Stored data
'''
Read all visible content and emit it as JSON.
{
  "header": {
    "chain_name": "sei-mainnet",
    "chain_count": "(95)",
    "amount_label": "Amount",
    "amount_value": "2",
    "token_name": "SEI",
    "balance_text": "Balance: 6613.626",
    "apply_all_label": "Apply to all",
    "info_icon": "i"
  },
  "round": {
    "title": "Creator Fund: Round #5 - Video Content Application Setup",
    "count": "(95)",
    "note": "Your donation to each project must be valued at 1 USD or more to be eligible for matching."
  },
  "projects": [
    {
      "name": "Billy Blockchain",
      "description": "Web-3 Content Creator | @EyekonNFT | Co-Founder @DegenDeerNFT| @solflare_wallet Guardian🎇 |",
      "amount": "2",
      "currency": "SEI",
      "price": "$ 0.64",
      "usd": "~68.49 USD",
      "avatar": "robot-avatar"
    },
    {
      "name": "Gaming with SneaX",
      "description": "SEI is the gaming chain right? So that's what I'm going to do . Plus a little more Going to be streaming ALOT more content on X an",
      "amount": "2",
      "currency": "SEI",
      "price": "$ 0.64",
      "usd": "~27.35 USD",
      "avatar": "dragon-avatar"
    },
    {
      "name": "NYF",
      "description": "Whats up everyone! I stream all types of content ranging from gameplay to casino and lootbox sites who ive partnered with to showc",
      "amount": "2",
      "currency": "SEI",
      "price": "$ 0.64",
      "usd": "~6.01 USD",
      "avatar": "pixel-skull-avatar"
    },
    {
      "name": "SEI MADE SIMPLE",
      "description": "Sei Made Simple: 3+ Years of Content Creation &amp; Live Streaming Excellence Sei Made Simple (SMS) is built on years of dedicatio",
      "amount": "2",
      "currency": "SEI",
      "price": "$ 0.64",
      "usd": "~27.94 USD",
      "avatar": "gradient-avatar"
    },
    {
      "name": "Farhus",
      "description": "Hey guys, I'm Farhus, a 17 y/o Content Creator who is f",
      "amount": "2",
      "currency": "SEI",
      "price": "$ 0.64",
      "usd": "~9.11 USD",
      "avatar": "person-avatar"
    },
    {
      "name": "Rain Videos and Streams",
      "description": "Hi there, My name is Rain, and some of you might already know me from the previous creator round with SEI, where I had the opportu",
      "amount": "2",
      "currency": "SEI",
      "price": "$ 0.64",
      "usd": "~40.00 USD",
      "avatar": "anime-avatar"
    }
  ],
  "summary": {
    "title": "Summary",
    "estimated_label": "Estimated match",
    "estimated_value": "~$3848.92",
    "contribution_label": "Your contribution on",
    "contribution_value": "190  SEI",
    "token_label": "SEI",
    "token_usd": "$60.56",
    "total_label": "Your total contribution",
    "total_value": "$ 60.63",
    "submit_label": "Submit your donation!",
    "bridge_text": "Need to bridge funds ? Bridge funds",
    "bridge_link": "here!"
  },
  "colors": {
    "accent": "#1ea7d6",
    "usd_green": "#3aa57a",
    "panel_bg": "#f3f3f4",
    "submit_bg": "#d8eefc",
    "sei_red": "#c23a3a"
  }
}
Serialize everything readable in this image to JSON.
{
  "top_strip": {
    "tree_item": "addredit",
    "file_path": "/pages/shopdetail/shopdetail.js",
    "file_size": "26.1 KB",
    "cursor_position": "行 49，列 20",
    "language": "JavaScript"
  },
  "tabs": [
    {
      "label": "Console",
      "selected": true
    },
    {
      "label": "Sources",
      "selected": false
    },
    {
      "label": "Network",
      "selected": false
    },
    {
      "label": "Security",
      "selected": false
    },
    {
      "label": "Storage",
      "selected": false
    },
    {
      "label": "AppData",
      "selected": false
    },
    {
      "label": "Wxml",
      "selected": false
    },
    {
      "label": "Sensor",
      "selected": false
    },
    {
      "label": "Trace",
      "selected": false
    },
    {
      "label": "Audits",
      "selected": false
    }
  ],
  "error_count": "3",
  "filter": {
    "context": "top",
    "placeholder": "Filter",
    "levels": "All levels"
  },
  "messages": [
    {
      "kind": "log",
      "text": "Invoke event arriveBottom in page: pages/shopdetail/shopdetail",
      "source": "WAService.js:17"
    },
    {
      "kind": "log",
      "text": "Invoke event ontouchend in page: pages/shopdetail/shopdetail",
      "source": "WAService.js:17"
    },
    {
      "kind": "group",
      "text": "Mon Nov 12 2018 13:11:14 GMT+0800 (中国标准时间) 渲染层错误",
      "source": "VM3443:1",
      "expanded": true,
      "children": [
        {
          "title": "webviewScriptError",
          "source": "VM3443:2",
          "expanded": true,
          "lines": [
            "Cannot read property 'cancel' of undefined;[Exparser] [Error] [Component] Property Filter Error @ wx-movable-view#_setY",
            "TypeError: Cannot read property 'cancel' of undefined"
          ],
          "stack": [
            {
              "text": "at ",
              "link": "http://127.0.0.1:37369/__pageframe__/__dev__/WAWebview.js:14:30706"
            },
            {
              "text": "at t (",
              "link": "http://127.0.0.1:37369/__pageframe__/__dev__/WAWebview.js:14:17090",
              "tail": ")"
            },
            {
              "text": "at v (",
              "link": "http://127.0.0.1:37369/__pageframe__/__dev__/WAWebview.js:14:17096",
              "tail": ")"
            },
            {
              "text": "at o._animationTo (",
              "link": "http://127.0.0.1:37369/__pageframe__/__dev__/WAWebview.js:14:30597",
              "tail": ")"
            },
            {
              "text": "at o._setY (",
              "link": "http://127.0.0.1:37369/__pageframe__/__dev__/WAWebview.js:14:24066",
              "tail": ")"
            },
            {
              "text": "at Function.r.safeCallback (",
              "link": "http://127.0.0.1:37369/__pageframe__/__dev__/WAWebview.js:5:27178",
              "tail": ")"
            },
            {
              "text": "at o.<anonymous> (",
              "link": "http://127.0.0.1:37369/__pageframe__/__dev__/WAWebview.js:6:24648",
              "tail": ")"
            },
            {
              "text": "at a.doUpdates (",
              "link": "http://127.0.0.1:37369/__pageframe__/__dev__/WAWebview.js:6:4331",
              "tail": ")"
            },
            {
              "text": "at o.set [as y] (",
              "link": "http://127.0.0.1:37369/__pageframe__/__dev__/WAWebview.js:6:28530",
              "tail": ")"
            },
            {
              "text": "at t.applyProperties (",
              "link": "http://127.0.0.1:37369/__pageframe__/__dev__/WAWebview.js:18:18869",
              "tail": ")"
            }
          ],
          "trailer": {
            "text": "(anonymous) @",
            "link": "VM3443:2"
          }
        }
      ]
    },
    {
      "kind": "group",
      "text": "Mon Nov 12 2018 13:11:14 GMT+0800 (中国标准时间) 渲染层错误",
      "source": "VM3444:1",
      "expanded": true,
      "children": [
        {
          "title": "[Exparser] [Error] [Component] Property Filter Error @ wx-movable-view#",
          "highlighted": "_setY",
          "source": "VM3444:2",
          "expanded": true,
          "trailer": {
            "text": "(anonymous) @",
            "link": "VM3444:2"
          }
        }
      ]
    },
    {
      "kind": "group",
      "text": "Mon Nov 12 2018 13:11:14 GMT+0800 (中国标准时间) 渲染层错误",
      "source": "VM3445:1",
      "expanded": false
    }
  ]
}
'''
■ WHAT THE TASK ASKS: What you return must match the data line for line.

■ REPLY TO THE EXERCISE:
Read all visible content and emit it as JSON.
{
  "header": {
    "chain_name": "sei-mainnet",
    "chain_count": "(95)",
    "amount_label": "Amount",
    "amount_value": "2",
    "token_name": "SEI",
    "balance_text": "Balance: 6613.626",
    "apply_all_label": "Apply to all",
    "info_icon": "i"
  },
  "round": {
    "title": "Creator Fund: Round #5 - Video Content Application Setup",
    "count": "(95)",
    "note": "Your donation to each project must be valued at 1 USD or more to be eligible for matching."
  },
  "projects": [
    {
      "name": "Billy Blockchain",
      "description": "Web-3 Content Creator | @EyekonNFT | Co-Founder @DegenDeerNFT| @solflare_wallet Guardian🎇 |",
      "amount": "2",
      "currency": "SEI",
      "price": "$ 0.64",
      "usd": "~68.49 USD",
      "avatar": "robot-avatar"
    },
    {
      "name": "Gaming with SneaX",
      "description": "SEI is the gaming chain right? So that's what I'm going to do . Plus a little more Going to be streaming ALOT more content on X an",
      "amount": "2",
      "currency": "SEI",
      "price": "$ 0.64",
      "usd": "~27.35 USD",
      "avatar": "dragon-avatar"
    },
    {
      "name": "NYF",
      "description": "Whats up everyone! I stream all types of content ranging from gameplay to casino and lootbox sites who ive partnered with to showc",
      "amount": "2",
      "currency": "SEI",
      "price": "$ 0.64",
      "usd": "~6.01 USD",
      "avatar": "pixel-skull-avatar"
    },
    {
      "name": "SEI MADE SIMPLE",
      "description": "Sei Made Simple: 3+ Years of Content Creation &amp; Live Streaming Excellence Sei Made Simple (SMS) is built on years of dedicatio",
      "amount": "2",
      "currency": "SEI",
      "price": "$ 0.64",
      "usd": "~27.94 USD",
      "avatar": "gradient-avatar"
    },
    {
      "name": "Farhus",
      "description": "Hey guys, I'm Farhus, a 17 y/o Content Creator who is f",
      "amount": "2",
      "currency": "SEI",
      "price": "$ 0.64",
      "usd": "~9.11 USD",
      "avatar": "person-avatar"
    },
    {
      "name": "Rain Videos and Streams",
      "description": "Hi there, My name is Rain, and some of you might already know me from the previous creator round with SEI, where I had the opportu",
      "amount": "2",
      "currency": "SEI",
      "price": "$ 0.64",
      "usd": "~40.00 USD",
      "avatar": "anime-avatar"
    }
  ],
  "summary": {
    "title": "Summary",
    "estimated_label": "Estimated match",
    "estimated_value": "~$3848.92",
    "contribution_label": "Your contribution on",
    "contribution_value": "190  SEI",
    "token_label": "SEI",
    "token_usd": "$60.56",
    "total_label": "Your total contribution",
    "total_value": "$ 60.63",
    "submit_label": "Submit your donation!",
    "bridge_text": "Need to bridge funds ? Bridge funds",
    "bridge_link": "here!"
  },
  "colors": {
    "accent": "#1ea7d6",
    "usd_green": "#3aa57a",
    "panel_bg": "#f3f3f4",
    "submit_bg": "#d8eefc",
    "sei_red": "#c23a3a"
  }
}
Serialize everything readable in this image to JSON.
{
  "top_strip": {
    "tree_item": "addredit",
    "file_path": "/pages/shopdetail/shopdetail.js",
    "file_size": "26.1 KB",
    "cursor_position": "行 49，列 20",
    "language": "JavaScript"
  },
  "tabs": [
    {
      "label": "Console",
      "selected": true
    },
    {
      "label": "Sources",
      "selected": false
    },
    {
      "label": "Network",
      "selected": false
    },
    {
      "label": "Security",
      "selected": false
    },
    {
      "label": "Storage",
      "selected": false
    },
    {
      "label": "AppData",
      "selected": false
    },
    {
      "label": "Wxml",
      "selected": false
    },
    {
      "label": "Sensor",
      "selected": false
    },
    {
      "label": "Trace",
      "selected": false
    },
    {
      "label": "Audits",
      "selected": false
    }
  ],
  "error_count": "3",
  "filter": {
    "context": "top",
    "placeholder": "Filter",
    "levels": "All levels"
  },
  "messages": [
    {
      "kind": "log",
      "text": "Invoke event arriveBottom in page: pages/shopdetail/shopdetail",
      "source": "WAService.js:17"
    },
    {
      "kind": "log",
      "text": "Invoke event ontouchend in page: pages/shopdetail/shopdetail",
      "source": "WAService.js:17"
    },
    {
      "kind": "group",
      "text": "Mon Nov 12 2018 13:11:14 GMT+0800 (中国标准时间) 渲染层错误",
      "source": "VM3443:1",
      "expanded": true,
      "children": [
        {
          "title": "webviewScriptError",
          "source": "VM3443:2",
          "expanded": true,
          "lines": [
            "Cannot read property 'cancel' of undefined;[Exparser] [Error] [Component] Property Filter Error @ wx-movable-view#_setY",
            "TypeError: Cannot read property 'cancel' of undefined"
          ],
          "stack": [
            {
              "text": "at ",
              "link": "http://127.0.0.1:37369/__pageframe__/__dev__/WAWebview.js:14:30706"
            },
            {
              "text": "at t (",
              "link": "http://127.0.0.1:37369/__pageframe__/__dev__/WAWebview.js:14:17090",
              "tail": ")"
            },
            {
              "text": "at v (",
              "link": "http://127.0.0.1:37369/__pageframe__/__dev__/WAWebview.js:14:17096",
              "tail": ")"
            },
            {
              "text": "at o._animationTo (",
              "link": "http://127.0.0.1:37369/__pageframe__/__dev__/WAWebview.js:14:30597",
              "tail": ")"
            },
            {
              "text": "at o._setY (",
              "link": "http://127.0.0.1:37369/__pageframe__/__dev__/WAWebview.js:14:24066",
              "tail": ")"
            },
            {
              "text": "at Function.r.safeCallback (",
              "link": "http://127.0.0.1:37369/__pageframe__/__dev__/WAWebview.js:5:27178",
              "tail": ")"
            },
            {
              "text": "at o.<anonymous> (",
              "link": "http://127.0.0.1:37369/__pageframe__/__dev__/WAWebview.js:6:24648",
              "tail": ")"
            },
            {
              "text": "at a.doUpdates (",
              "link": "http://127.0.0.1:37369/__pageframe__/__dev__/WAWebview.js:6:4331",
              "tail": ")"
            },
            {
              "text": "at o.set [as y] (",
              "link": "http://127.0.0.1:37369/__pageframe__/__dev__/WAWebview.js:6:28530",
              "tail": ")"
            },
            {
              "text": "at t.applyProperties (",
              "link": "http://127.0.0.1:37369/__pageframe__/__dev__/WAWebview.js:18:18869",
              "tail": ")"
            }
          ],
          "trailer": {
            "text": "(anonymous) @",
            "link": "VM3443:2"
          }
        }
      ]
    },
    {
      "kind": "group",
      "text": "Mon Nov 12 2018 13:11:14 GMT+0800 (中国标准时间) 渲染层错误",
      "source": "VM3444:1",
      "expanded": true,
      "children": [
        {
          "title": "[Exparser] [Error] [Component] Property Filter Error @ wx-movable-view#",
          "highlighted": "_setY",
          "source": "VM3444:2",
          "expanded": true,
          "trailer": {
            "text": "(anonymous) @",
            "link": "VM3444:2"
          }
        }
      ]
    },
    {
      "kind": "group",
      "text": "Mon Nov 12 2018 13:11:14 GMT+0800 (中国标准时间) 渲染层错误",
      "source": "VM3445:1",
      "expanded": false
    }
  ]
}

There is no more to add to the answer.